**** EXTRACTED INFORMATION

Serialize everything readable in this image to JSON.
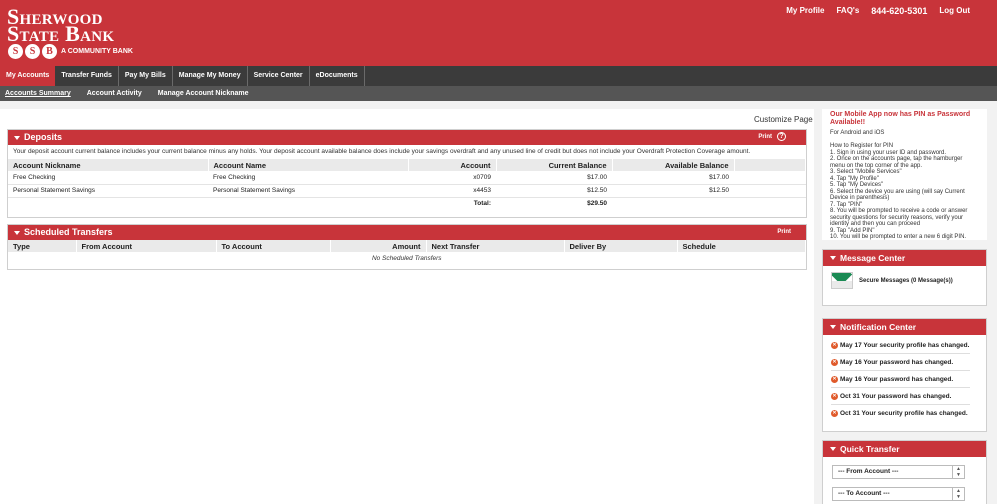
{
  "brand": {
    "line1": "Sherwood",
    "line2": "State Bank",
    "badges": [
      "S",
      "S",
      "B"
    ],
    "tagline": "A COMMUNITY BANK",
    "accent": "#c8343a"
  },
  "top_links": {
    "profile": "My Profile",
    "faq": "FAQ's",
    "phone": "844-620-5301",
    "logout": "Log Out"
  },
  "nav": {
    "tabs": [
      "My Accounts",
      "Transfer Funds",
      "Pay My Bills",
      "Manage My Money",
      "Service Center",
      "eDocuments"
    ],
    "active": "My Accounts"
  },
  "subnav": {
    "items": [
      "Accounts Summary",
      "Account Activity",
      "Manage Account Nickname"
    ],
    "active": "Accounts Summary"
  },
  "customize": "Customize Page",
  "deposits": {
    "title": "Deposits",
    "print": "Print",
    "help_icon": "question-circle-icon",
    "note": "Your deposit account current balance includes your current balance minus any holds. Your deposit account available balance does include your savings overdraft and any unused line of credit but does not include your Overdraft Protection Coverage amount.",
    "columns": [
      "Account Nickname",
      "Account Name",
      "Account",
      "Current Balance",
      "Available Balance"
    ],
    "rows": [
      [
        "Free Checking",
        "Free Checking",
        "x0709",
        "$17.00",
        "$17.00"
      ],
      [
        "Personal Statement Savings",
        "Personal Statement Savings",
        "x4453",
        "$12.50",
        "$12.50"
      ]
    ],
    "total_label": "Total:",
    "total_value": "$29.50"
  },
  "scheduled": {
    "title": "Scheduled Transfers",
    "print": "Print",
    "columns": [
      "Type",
      "From Account",
      "To Account",
      "Amount",
      "Next Transfer",
      "Deliver By",
      "Schedule"
    ],
    "empty": "No Scheduled Transfers"
  },
  "promo": {
    "title": "Our Mobile App now has PIN as Password Available!!",
    "subtitle": "For Android and iOS",
    "steps": [
      "How to Register for PIN",
      "1. Sign in using your user ID and password.",
      "2. Once on the accounts page, tap the hamburger menu on the top corner of the app.",
      "3. Select \"Mobile Services\"",
      "4. Tap \"My Profile\"",
      "5. Tap \"My Devices\"",
      "6. Select the device you are using (will say Current Device in parenthesis)",
      "7. Tap \"PIN\"",
      "8. You will be prompted to receive a code or answer security questions for security reasons, verify your identity and then you can proceed",
      "9. Tap \"Add PIN\"",
      "10. You will be prompted to enter a new 6 digit PIN."
    ]
  },
  "message_center": {
    "title": "Message Center",
    "icon": "envelope-icon",
    "text": "Secure Messages (0 Message(s))"
  },
  "notification_center": {
    "title": "Notification Center",
    "items": [
      "May 17 Your security profile has changed.",
      "May 16 Your password has changed.",
      "May 16 Your password has changed.",
      "Oct 31 Your password has changed.",
      "Oct 31 Your security profile has changed."
    ]
  },
  "quick_transfer": {
    "title": "Quick Transfer",
    "from_value": "--- From Account ---",
    "to_value": "--- To Account ---"
  }
}
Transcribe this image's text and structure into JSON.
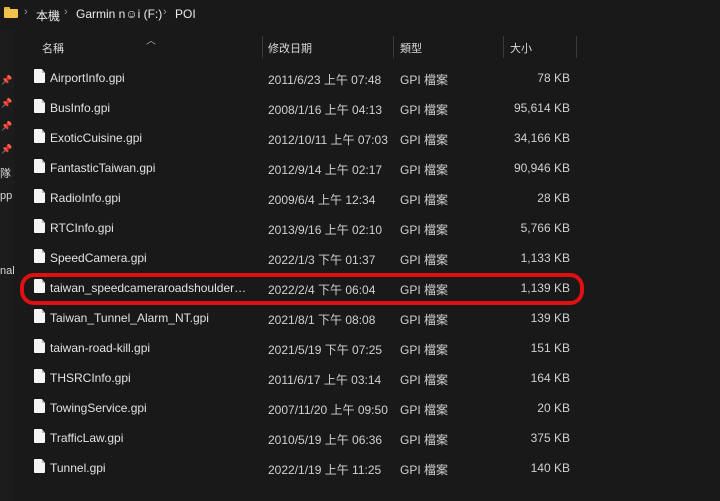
{
  "breadcrumb": {
    "items": [
      "本機",
      "Garmin n☺i (F:)",
      "POI"
    ],
    "separator": "›"
  },
  "leftpane": {
    "cut_labels": [
      "隊",
      "pp",
      "nal"
    ]
  },
  "columns": {
    "name": "名稱",
    "modified": "修改日期",
    "type": "類型",
    "size": "大小"
  },
  "files": [
    {
      "name": "AirportInfo.gpi",
      "modified": "2011/6/23 上午 07:48",
      "type": "GPI 檔案",
      "size": "78 KB"
    },
    {
      "name": "BusInfo.gpi",
      "modified": "2008/1/16 上午 04:13",
      "type": "GPI 檔案",
      "size": "95,614 KB"
    },
    {
      "name": "ExoticCuisine.gpi",
      "modified": "2012/10/11 上午 07:03",
      "type": "GPI 檔案",
      "size": "34,166 KB"
    },
    {
      "name": "FantasticTaiwan.gpi",
      "modified": "2012/9/14 上午 02:17",
      "type": "GPI 檔案",
      "size": "90,946 KB"
    },
    {
      "name": "RadioInfo.gpi",
      "modified": "2009/6/4 上午 12:34",
      "type": "GPI 檔案",
      "size": "28 KB"
    },
    {
      "name": "RTCInfo.gpi",
      "modified": "2013/9/16 上午 02:10",
      "type": "GPI 檔案",
      "size": "5,766 KB"
    },
    {
      "name": "SpeedCamera.gpi",
      "modified": "2022/1/3 下午 01:37",
      "type": "GPI 檔案",
      "size": "1,133 KB"
    },
    {
      "name": "taiwan_speedcameraroadshoulder_nt....",
      "modified": "2022/2/4 下午 06:04",
      "type": "GPI 檔案",
      "size": "1,139 KB"
    },
    {
      "name": "Taiwan_Tunnel_Alarm_NT.gpi",
      "modified": "2021/8/1 下午 08:08",
      "type": "GPI 檔案",
      "size": "139 KB"
    },
    {
      "name": "taiwan-road-kill.gpi",
      "modified": "2021/5/19 下午 07:25",
      "type": "GPI 檔案",
      "size": "151 KB"
    },
    {
      "name": "THSRCInfo.gpi",
      "modified": "2011/6/17 上午 03:14",
      "type": "GPI 檔案",
      "size": "164 KB"
    },
    {
      "name": "TowingService.gpi",
      "modified": "2007/11/20 上午 09:50",
      "type": "GPI 檔案",
      "size": "20 KB"
    },
    {
      "name": "TrafficLaw.gpi",
      "modified": "2010/5/19 上午 06:36",
      "type": "GPI 檔案",
      "size": "375 KB"
    },
    {
      "name": "Tunnel.gpi",
      "modified": "2022/1/19 上午 11:25",
      "type": "GPI 檔案",
      "size": "140 KB"
    }
  ],
  "colors": {
    "background": "#191919",
    "text": "#e2e2e2",
    "highlight_ring": "#e00f12",
    "folder": "#f2c14e"
  },
  "icons": {
    "breadcrumb_folder": "folder-icon",
    "file": "file-icon",
    "pin": "pin-icon",
    "sort": "chevron-up-icon"
  }
}
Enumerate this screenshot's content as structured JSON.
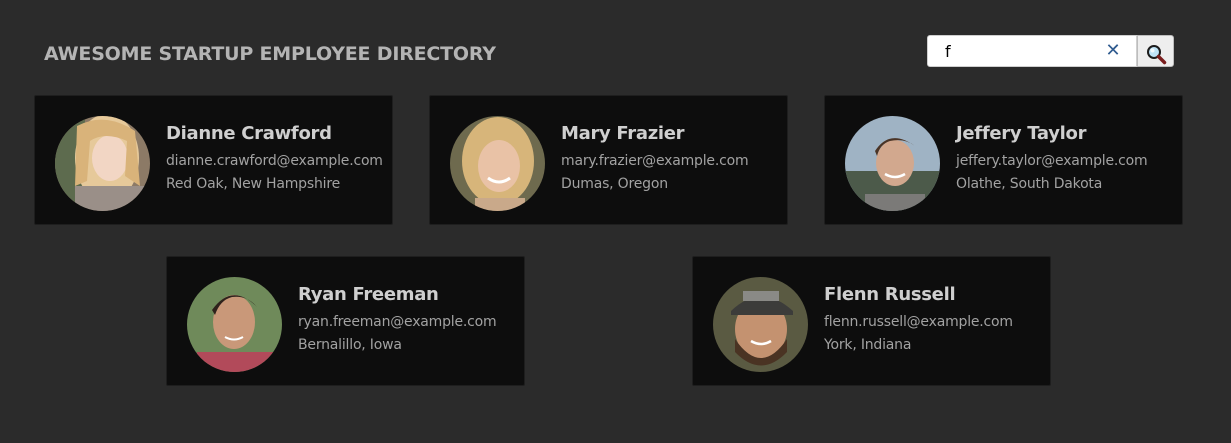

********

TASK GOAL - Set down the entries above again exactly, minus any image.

TASK RESULT -
Serialize everything readable in this image to JSON.
{
  "brand": {
    "line1": "Sherwood",
    "line2": "State Bank",
    "badges": [
      "S",
      "S",
      "B"
    ],
    "tagline": "A COMMUNITY BANK",
    "accent": "#c8343a"
  },
  "top_links": {
    "profile": "My Profile",
    "faq": "FAQ's",
    "phone": "844-620-5301",
    "logout": "Log Out"
  },
  "nav": {
    "tabs": [
      "My Accounts",
      "Transfer Funds",
      "Pay My Bills",
      "Manage My Money",
      "Service Center",
      "eDocuments"
    ],
    "active": "My Accounts"
  },
  "subnav": {
    "items": [
      "Accounts Summary",
      "Account Activity",
      "Manage Account Nickname"
    ],
    "active": "Accounts Summary"
  },
  "customize": "Customize Page",
  "deposits": {
    "title": "Deposits",
    "print": "Print",
    "help_icon": "question-circle-icon",
    "note": "Your deposit account current balance includes your current balance minus any holds. Your deposit account available balance does include your savings overdraft and any unused line of credit but does not include your Overdraft Protection Coverage amount.",
    "columns": [
      "Account Nickname",
      "Account Name",
      "Account",
      "Current Balance",
      "Available Balance"
    ],
    "rows": [
      [
        "Free Checking",
        "Free Checking",
        "x0709",
        "$17.00",
        "$17.00"
      ],
      [
        "Personal Statement Savings",
        "Personal Statement Savings",
        "x4453",
        "$12.50",
        "$12.50"
      ]
    ],
    "total_label": "Total:",
    "total_value": "$29.50"
  },
  "scheduled": {
    "title": "Scheduled Transfers",
    "print": "Print",
    "columns": [
      "Type",
      "From Account",
      "To Account",
      "Amount",
      "Next Transfer",
      "Deliver By",
      "Schedule"
    ],
    "empty": "No Scheduled Transfers"
  },
  "promo": {
    "title": "Our Mobile App now has PIN as Password Available!!",
    "subtitle": "For Android and iOS",
    "steps": [
      "How to Register for PIN",
      "1. Sign in using your user ID and password.",
      "2. Once on the accounts page, tap the hamburger menu on the top corner of the app.",
      "3. Select \"Mobile Services\"",
      "4. Tap \"My Profile\"",
      "5. Tap \"My Devices\"",
      "6. Select the device you are using (will say Current Device in parenthesis)",
      "7. Tap \"PIN\"",
      "8. You will be prompted to receive a code or answer security questions for security reasons, verify your identity and then you can proceed",
      "9. Tap \"Add PIN\"",
      "10. You will be prompted to enter a new 6 digit PIN."
    ]
  },
  "message_center": {
    "title": "Message Center",
    "icon": "envelope-icon",
    "text": "Secure Messages (0 Message(s))"
  },
  "notification_center": {
    "title": "Notification Center",
    "items": [
      "May 17 Your security profile has changed.",
      "May 16 Your password has changed.",
      "May 16 Your password has changed.",
      "Oct 31 Your password has changed.",
      "Oct 31 Your security profile has changed."
    ]
  },
  "quick_transfer": {
    "title": "Quick Transfer",
    "from_value": "--- From Account ---",
    "to_value": "--- To Account ---"
  }
}
Transcribe this image's text and structure into JSON.
{
  "breadcrumb": {
    "items": [
      "本機",
      "Garmin n☺i (F:)",
      "POI"
    ],
    "separator": "›"
  },
  "leftpane": {
    "cut_labels": [
      "隊",
      "pp",
      "nal"
    ]
  },
  "columns": {
    "name": "名稱",
    "modified": "修改日期",
    "type": "類型",
    "size": "大小"
  },
  "files": [
    {
      "name": "AirportInfo.gpi",
      "modified": "2011/6/23 上午 07:48",
      "type": "GPI 檔案",
      "size": "78 KB"
    },
    {
      "name": "BusInfo.gpi",
      "modified": "2008/1/16 上午 04:13",
      "type": "GPI 檔案",
      "size": "95,614 KB"
    },
    {
      "name": "ExoticCuisine.gpi",
      "modified": "2012/10/11 上午 07:03",
      "type": "GPI 檔案",
      "size": "34,166 KB"
    },
    {
      "name": "FantasticTaiwan.gpi",
      "modified": "2012/9/14 上午 02:17",
      "type": "GPI 檔案",
      "size": "90,946 KB"
    },
    {
      "name": "RadioInfo.gpi",
      "modified": "2009/6/4 上午 12:34",
      "type": "GPI 檔案",
      "size": "28 KB"
    },
    {
      "name": "RTCInfo.gpi",
      "modified": "2013/9/16 上午 02:10",
      "type": "GPI 檔案",
      "size": "5,766 KB"
    },
    {
      "name": "SpeedCamera.gpi",
      "modified": "2022/1/3 下午 01:37",
      "type": "GPI 檔案",
      "size": "1,133 KB"
    },
    {
      "name": "taiwan_speedcameraroadshoulder_nt....",
      "modified": "2022/2/4 下午 06:04",
      "type": "GPI 檔案",
      "size": "1,139 KB"
    },
    {
      "name": "Taiwan_Tunnel_Alarm_NT.gpi",
      "modified": "2021/8/1 下午 08:08",
      "type": "GPI 檔案",
      "size": "139 KB"
    },
    {
      "name": "taiwan-road-kill.gpi",
      "modified": "2021/5/19 下午 07:25",
      "type": "GPI 檔案",
      "size": "151 KB"
    },
    {
      "name": "THSRCInfo.gpi",
      "modified": "2011/6/17 上午 03:14",
      "type": "GPI 檔案",
      "size": "164 KB"
    },
    {
      "name": "TowingService.gpi",
      "modified": "2007/11/20 上午 09:50",
      "type": "GPI 檔案",
      "size": "20 KB"
    },
    {
      "name": "TrafficLaw.gpi",
      "modified": "2010/5/19 上午 06:36",
      "type": "GPI 檔案",
      "size": "375 KB"
    },
    {
      "name": "Tunnel.gpi",
      "modified": "2022/1/19 上午 11:25",
      "type": "GPI 檔案",
      "size": "140 KB"
    }
  ],
  "colors": {
    "background": "#191919",
    "text": "#e2e2e2",
    "highlight_ring": "#e00f12",
    "folder": "#f2c14e"
  },
  "icons": {
    "breadcrumb_folder": "folder-icon",
    "file": "file-icon",
    "pin": "pin-icon",
    "sort": "chevron-up-icon"
  }
}
Enumerate this screenshot's content as structured JSON.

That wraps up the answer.